Eric Ketelaar is Professor Emeritus at the University of Amsterdam, where from 1997 to 2009 he was Professor of Archivistics in the Department of Mediastudies. As an honorary fellow of his former department he continues his research which is concerned mainly with the social and cultural contexts of records creation and use. Educated as a lawyer and legal historian, he received his LLM and LLD (cum laude) degrees from Leiden University. He was Secretary of the Archives Council, Director of the Dutch State School of Archivists, Deputy General State Archivist and State Archivist in the province of Groningen. From 1989-1997 he was General State Archivist (National Archivist) of The Netherlands.
From 1992-2002 he held the chair of archivistics in the Department of History of the University of Leiden. Eric Ketelaar was visiting professor at the University of Michigan (Ann Arbor), Gakushuin University (Tokyo), the University of Toronto and Monash University (Melbourne), where he continues to be involved as a Senior Research Fellow.

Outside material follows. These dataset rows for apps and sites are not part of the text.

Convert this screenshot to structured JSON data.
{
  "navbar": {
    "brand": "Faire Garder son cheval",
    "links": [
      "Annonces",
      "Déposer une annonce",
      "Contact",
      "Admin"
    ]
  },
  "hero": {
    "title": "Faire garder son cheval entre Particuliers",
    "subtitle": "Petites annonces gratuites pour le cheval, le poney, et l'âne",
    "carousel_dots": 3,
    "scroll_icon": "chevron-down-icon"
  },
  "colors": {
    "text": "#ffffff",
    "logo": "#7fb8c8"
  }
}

He is one of the four editors-in-chief of Archival Science.
Eric served the International Council on Archives during twenty years in various positions, before being appointed Honorary President of ICA in 2000. He has served the Royal Society of Dutch Archivists as Vice President, and President. He has been a member of the European Commission on Preservation and Access, president of the Records Management Convention of The Netherlands, and chairman of the DLM Forum which promotes information governance in the public and private sector across Europe.
Gerald McMaster (Art Gallery of Ontario)
Gerald McMaster, PhD, OC, is a writer, artist and curator. Attended the Institute of American Indian Art (New Mexico), Minneapolis College of Art and Design (Minnesota), Carleton University (Ottawa), University of Amsterdam (The Netherlands). For many years, he was curator at the Canadian Museum of Civilization, the Smithsonian’s National Museum of the American Indian, and the Art Gallery of Ontario. In each of these institutions he was responsible for developing major reinstallation of exhibitions. He has curated some of the most important exhibitions of contemporary Indigenous art, such as “Indigena” (1992), “Plains Indian Drawings” (1996), “Reservation X” (1998), “First American Art” (2004), and “New Tribe/New York” (2005. More recently, he curated Inuit Modern: The Samuel and Esther Sarick Collection for the Art Gallery of Ontario (2011). In 2012 he was one of the Artistic Directors of the 18th Biennale of Sydney, Australia. Widely published, his awards and recognitions include the 2001 ICOM-Canada Prize for contributions to national and international museology; National Aboriginal Achievement Award; and he is an Officer of the Order of Canada. He currently lives in Philadelphia.
Ken Roberts (Hamilton Public Library)
Ken Roberts was Chief Librarian of the Hamilton Public Library from 1994 until his retirement in 2012. He has received both the Canadian Library Association's Outstanding Service to Librarianship Award and the Ontario Public Library Association's Lifetime Achievement Award. Ken is a member of McMaster University's Alumnae Gallery. In 2012 the Province of British Columbia commissioned Ken to write a paper on trends that affect the future of public libraries. A link to this paper can be found at kroberts.ca. Ken has recently assisted the Canadian Urban Libraries Council with their ebook task force and is proud to have been a leader-in-residence at the Edmonton Public Library.
Ken is a former Governor General's Award nominee for Children's Literature. His children's novels have received starred reviews in prestigious publications such as The Horn Book, Kirkus Reviews, and School Library Journal.